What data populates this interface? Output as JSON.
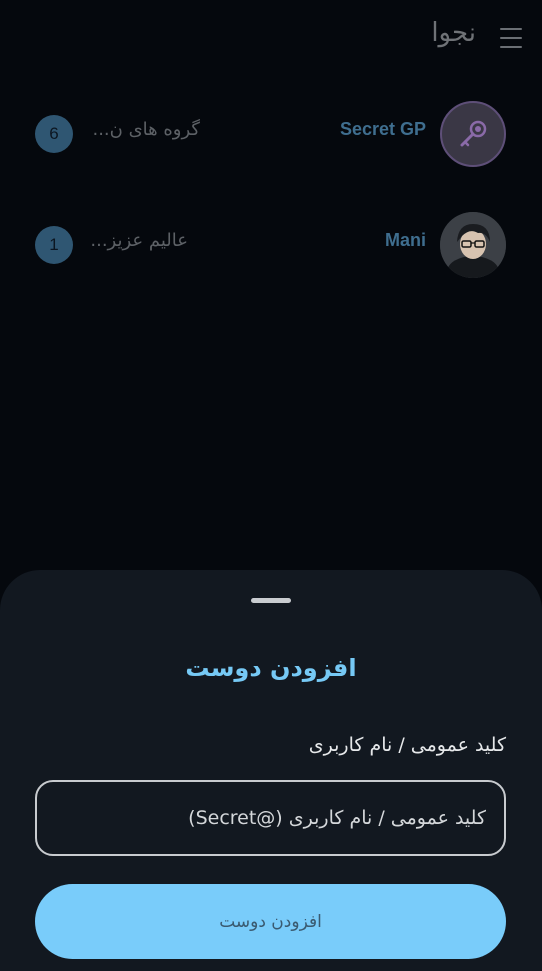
{
  "header": {
    "title": "نجوا",
    "menu_icon": "menu-icon"
  },
  "chats": [
    {
      "name": "Secret GP",
      "preview": "گروه های ن...",
      "unread": "6",
      "avatar_icon": "key-icon"
    },
    {
      "name": "Mani",
      "preview": "عالیم عزیز...",
      "unread": "1",
      "avatar_icon": "profile-photo"
    }
  ],
  "sheet": {
    "title": "افزودن دوست",
    "field_label": "کلید عمومی / نام کاربری",
    "input_placeholder": "کلید عمومی / نام کاربری (@Secret)",
    "input_value": "",
    "submit_label": "افزودن دوست"
  },
  "colors": {
    "background": "#05080d",
    "sheet": "#121820",
    "accent": "#79ccfa",
    "badge": "#2f5672",
    "chat_name": "#3f6e8f"
  }
}
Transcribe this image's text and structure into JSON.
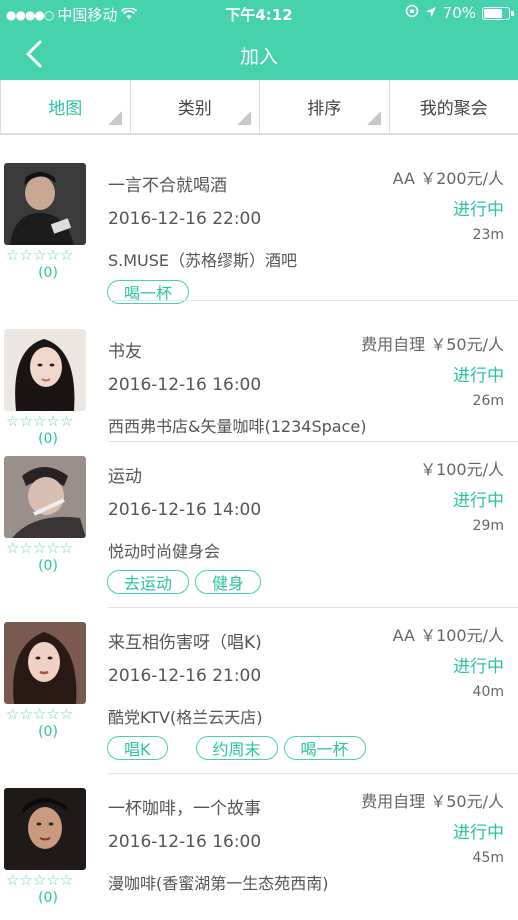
{
  "status_bar": {
    "carrier": "中国移动",
    "time": "下午4:12",
    "battery": "70%"
  },
  "header": {
    "title": "加入"
  },
  "filters": [
    {
      "label": "地图",
      "active": true
    },
    {
      "label": "类别",
      "active": false
    },
    {
      "label": "排序",
      "active": false
    },
    {
      "label": "我的聚会",
      "active": false
    }
  ],
  "events": [
    {
      "name": "一言不合就喝酒",
      "time": "2016-12-16 22:00",
      "venue": "S.MUSE（苏格缪斯）酒吧",
      "price": "AA ￥200元/人",
      "status": "进行中",
      "distance": "23m",
      "stars": "☆☆☆☆☆",
      "score": "(0)",
      "tags": [
        "喝一杯"
      ]
    },
    {
      "name": "书友",
      "time": "2016-12-16 16:00",
      "venue": "西西弗书店&矢量咖啡(1234Space)",
      "price": "费用自理 ￥50元/人",
      "status": "进行中",
      "distance": "26m",
      "stars": "☆☆☆☆☆",
      "score": "(0)",
      "tags": []
    },
    {
      "name": "运动",
      "time": "2016-12-16 14:00",
      "venue": "悦动时尚健身会",
      "price": "￥100元/人",
      "status": "进行中",
      "distance": "29m",
      "stars": "☆☆☆☆☆",
      "score": "(0)",
      "tags": [
        "去运动",
        "健身"
      ]
    },
    {
      "name": "来互相伤害呀（唱K)",
      "time": "2016-12-16 21:00",
      "venue": "酷党KTV(格兰云天店)",
      "price": "AA ￥100元/人",
      "status": "进行中",
      "distance": "40m",
      "stars": "☆☆☆☆☆",
      "score": "(0)",
      "tags": [
        "唱K",
        "约周末",
        "喝一杯"
      ]
    },
    {
      "name": "一杯咖啡，一个故事",
      "time": "2016-12-16 16:00",
      "venue": "漫咖啡(香蜜湖第一生态苑西南)",
      "price": "费用自理 ￥50元/人",
      "status": "进行中",
      "distance": "45m",
      "stars": "☆☆☆☆☆",
      "score": "(0)",
      "tags": []
    }
  ]
}
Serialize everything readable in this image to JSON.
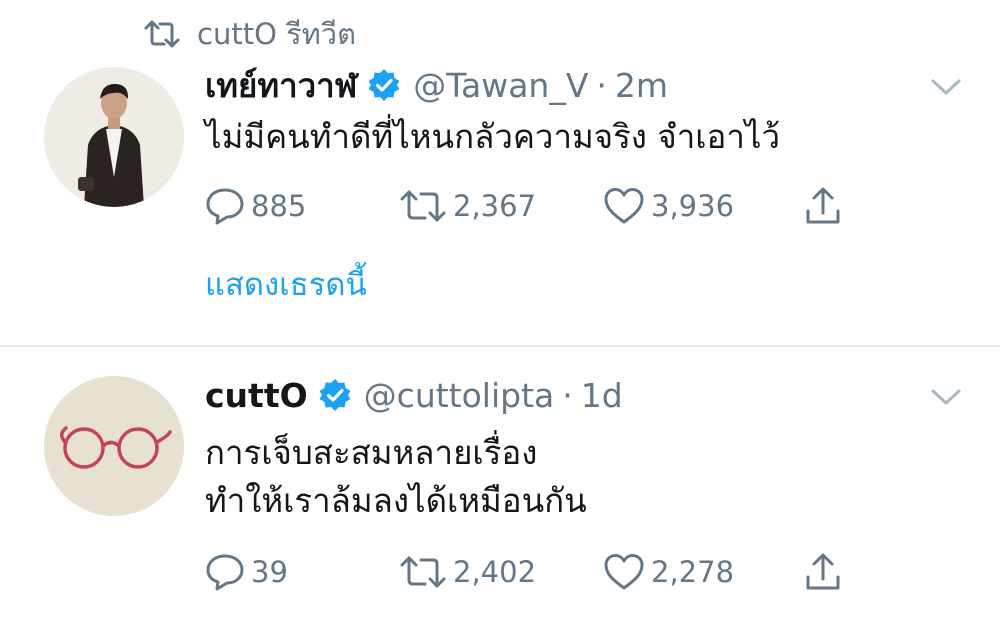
{
  "retweet_context": {
    "text": "cuttO รีทวีต",
    "icon": "retweet-icon"
  },
  "tweets": [
    {
      "author_name": "เทย์ทาวาฬ",
      "handle": "@Tawan_V",
      "time": "2m",
      "verified": true,
      "text_lines": [
        "ไม่มีคนทำดีที่ไหนกลัวความจริง จำเอาไว้"
      ],
      "replies": "885",
      "retweets": "2,367",
      "likes": "3,936",
      "show_thread": "แสดงเธรดนี้"
    },
    {
      "author_name": "cuttO",
      "handle": "@cuttolipta",
      "time": "1d",
      "verified": true,
      "text_lines": [
        "การเจ็บสะสมหลายเรื่อง",
        "ทำให้เราล้มลงได้เหมือนกัน"
      ],
      "replies": "39",
      "retweets": "2,402",
      "likes": "2,278"
    }
  ],
  "colors": {
    "accent": "#1da1f2",
    "muted": "#657786",
    "text": "#14171a",
    "divider": "#e6ecf0",
    "glasses": "#c2435a",
    "avatar2_bg": "#e6e1d0"
  }
}
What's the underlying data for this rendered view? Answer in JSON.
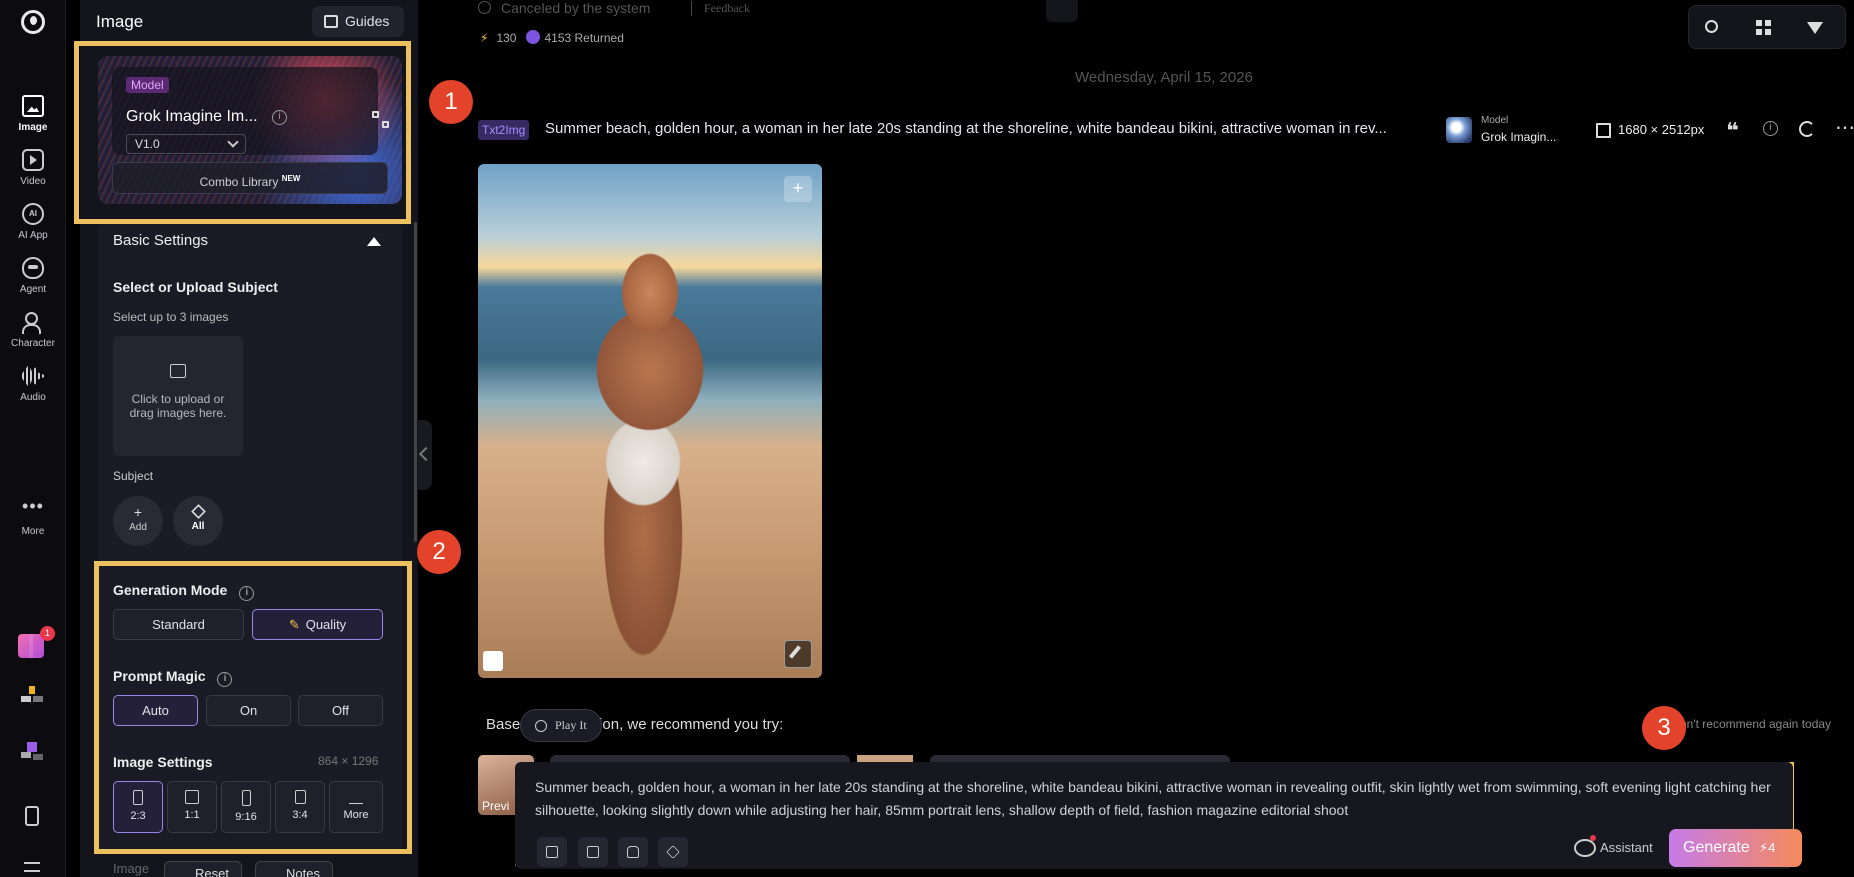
{
  "rail": {
    "items": [
      {
        "label": "Image",
        "icon": "image-icon",
        "active": true
      },
      {
        "label": "Video",
        "icon": "video-icon"
      },
      {
        "label": "AI App",
        "icon": "ai-app-icon"
      },
      {
        "label": "Agent",
        "icon": "agent-icon"
      },
      {
        "label": "Character",
        "icon": "character-icon"
      },
      {
        "label": "Audio",
        "icon": "audio-icon"
      },
      {
        "label": "More",
        "icon": "more-icon"
      }
    ],
    "gift_badge": "1"
  },
  "panel": {
    "title": "Image",
    "guides_label": "Guides",
    "model": {
      "tag": "Model",
      "name": "Grok Imagine Im...",
      "version": "V1.0",
      "combo_label": "Combo Library",
      "combo_badge": "NEW"
    },
    "basic_settings": "Basic Settings",
    "subject_title": "Select or Upload Subject",
    "subject_hint": "Select up to 3 images",
    "upload_text": "Click to upload or drag images here.",
    "subject_label": "Subject",
    "add_label": "Add",
    "add_glyph": "+",
    "all_label": "All",
    "generation_mode": {
      "title": "Generation Mode",
      "options": [
        "Standard",
        "Quality"
      ],
      "selected": "Quality"
    },
    "prompt_magic": {
      "title": "Prompt Magic",
      "options": [
        "Auto",
        "On",
        "Off"
      ],
      "selected": "Auto"
    },
    "image_settings": {
      "title": "Image Settings",
      "size": "864 × 1296",
      "ratios": [
        "2:3",
        "1:1",
        "9:16",
        "3:4",
        "More"
      ],
      "selected": "2:3"
    },
    "section_cut": "Image",
    "reset_label": "Reset",
    "notes_label": "Notes"
  },
  "badges": [
    "1",
    "2",
    "3"
  ],
  "main": {
    "status": "Canceled by the system",
    "feedback": "Feedback",
    "credits": "130",
    "returned": "4153 Returned",
    "date": "Wednesday, April 15, 2026",
    "task": {
      "tag": "Txt2Img",
      "prompt": "Summer beach, golden hour, a woman in her late 20s standing at the shoreline, white bandeau bikini, attractive woman in rev...",
      "model_tag": "Model",
      "model_name": "Grok Imagin...",
      "size": "1680 × 2512px"
    },
    "recommend_start": "Base",
    "recommend_end": "eation, we recommend you try:",
    "play_it": "Play It",
    "dont_recommend": "on't recommend again today",
    "preview_label": "Previ",
    "prompt_input": "Summer beach, golden hour, a woman in her late 20s standing at the shoreline, white bandeau bikini, attractive woman in revealing outfit, skin lightly wet from swimming, soft evening light catching her silhouette, looking slightly down while adjusting her hair, 85mm portrait lens, shallow depth of field, fashion magazine editorial shoot",
    "assistant_label": "Assistant",
    "generate_label": "Generate",
    "generate_cost": "⚡4"
  },
  "colors": {
    "highlight": "#ecc05e",
    "badge": "#e2432a",
    "accent": "#9a86e6"
  }
}
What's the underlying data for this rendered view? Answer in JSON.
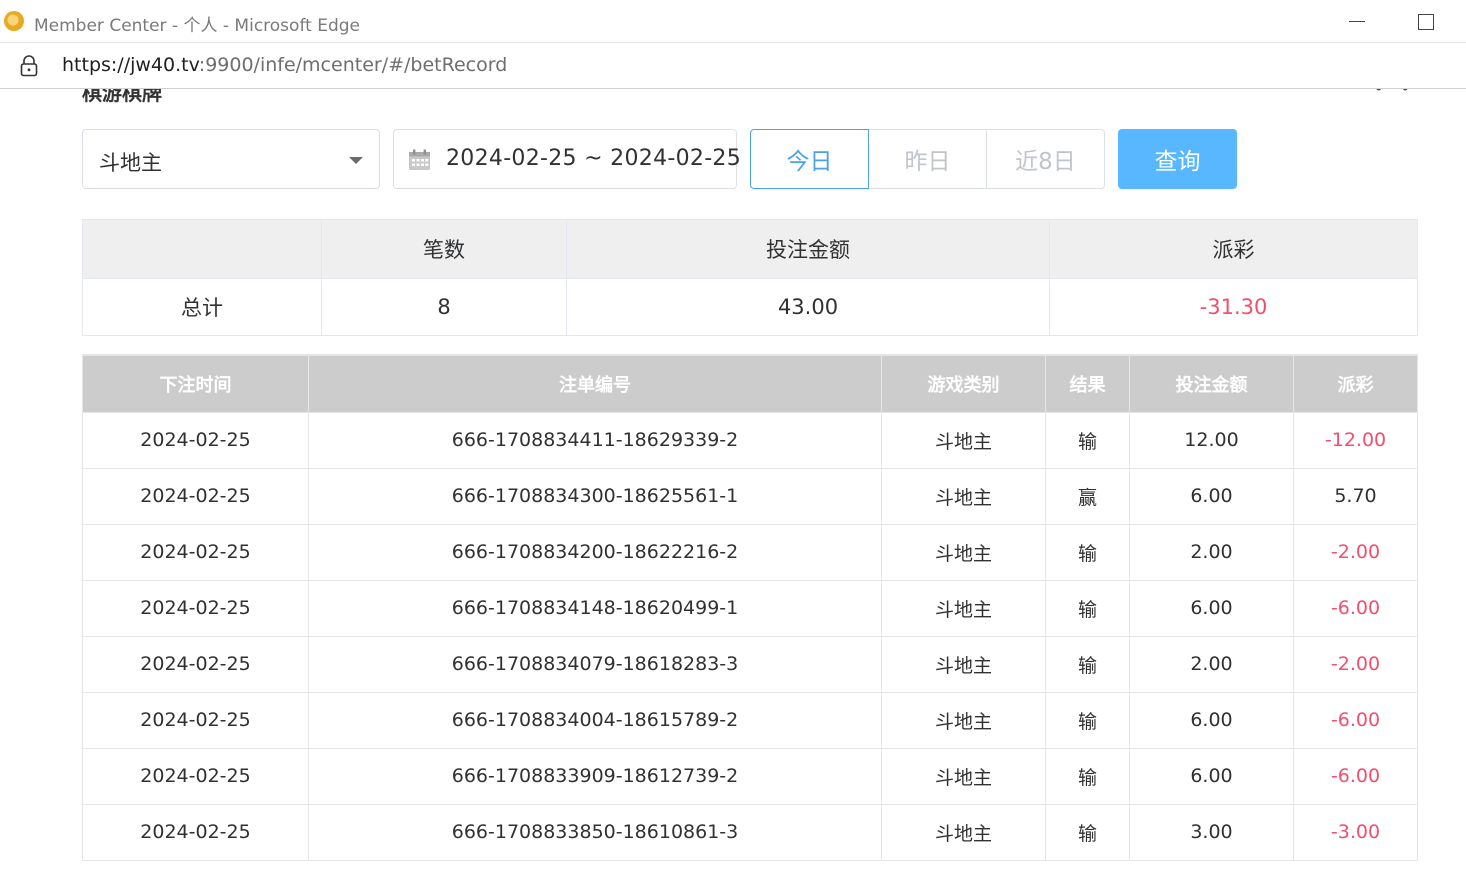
{
  "window": {
    "title": "Member Center - 个人 - Microsoft Edge",
    "url_prefix": "https://jw40.tv",
    "url_rest": ":9900/infe/mcenter/#/betRecord"
  },
  "page": {
    "cut_title": "棋游棋牌"
  },
  "filters": {
    "game_select": "斗地主",
    "date_range": "2024-02-25 ~ 2024-02-25",
    "quick_today": "今日",
    "quick_yesterday": "昨日",
    "quick_last8": "近8日",
    "query_label": "查询"
  },
  "summary": {
    "headers": [
      "",
      "笔数",
      "投注金额",
      "派彩"
    ],
    "row_label": "总计",
    "count": "8",
    "bet_amount": "43.00",
    "payout": "-31.30"
  },
  "records": {
    "headers": [
      "下注时间",
      "注单编号",
      "游戏类别",
      "结果",
      "投注金额",
      "派彩"
    ],
    "rows": [
      {
        "time": "2024-02-25",
        "id": "666-1708834411-18629339-2",
        "game": "斗地主",
        "result": "输",
        "bet": "12.00",
        "payout": "-12.00"
      },
      {
        "time": "2024-02-25",
        "id": "666-1708834300-18625561-1",
        "game": "斗地主",
        "result": "赢",
        "bet": "6.00",
        "payout": "5.70"
      },
      {
        "time": "2024-02-25",
        "id": "666-1708834200-18622216-2",
        "game": "斗地主",
        "result": "输",
        "bet": "2.00",
        "payout": "-2.00"
      },
      {
        "time": "2024-02-25",
        "id": "666-1708834148-18620499-1",
        "game": "斗地主",
        "result": "输",
        "bet": "6.00",
        "payout": "-6.00"
      },
      {
        "time": "2024-02-25",
        "id": "666-1708834079-18618283-3",
        "game": "斗地主",
        "result": "输",
        "bet": "2.00",
        "payout": "-2.00"
      },
      {
        "time": "2024-02-25",
        "id": "666-1708834004-18615789-2",
        "game": "斗地主",
        "result": "输",
        "bet": "6.00",
        "payout": "-6.00"
      },
      {
        "time": "2024-02-25",
        "id": "666-1708833909-18612739-2",
        "game": "斗地主",
        "result": "输",
        "bet": "6.00",
        "payout": "-6.00"
      },
      {
        "time": "2024-02-25",
        "id": "666-1708833850-18610861-3",
        "game": "斗地主",
        "result": "输",
        "bet": "3.00",
        "payout": "-3.00"
      }
    ]
  },
  "colors": {
    "negative": "#f0506e",
    "primary": "#58b7ff",
    "active_border": "#4aa3e6"
  }
}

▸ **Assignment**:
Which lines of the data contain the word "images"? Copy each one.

▸ **Finished exercise**:
    "subject_hint": "Select up to 3 images",
    "upload_text": "Click to upload or drag images here.",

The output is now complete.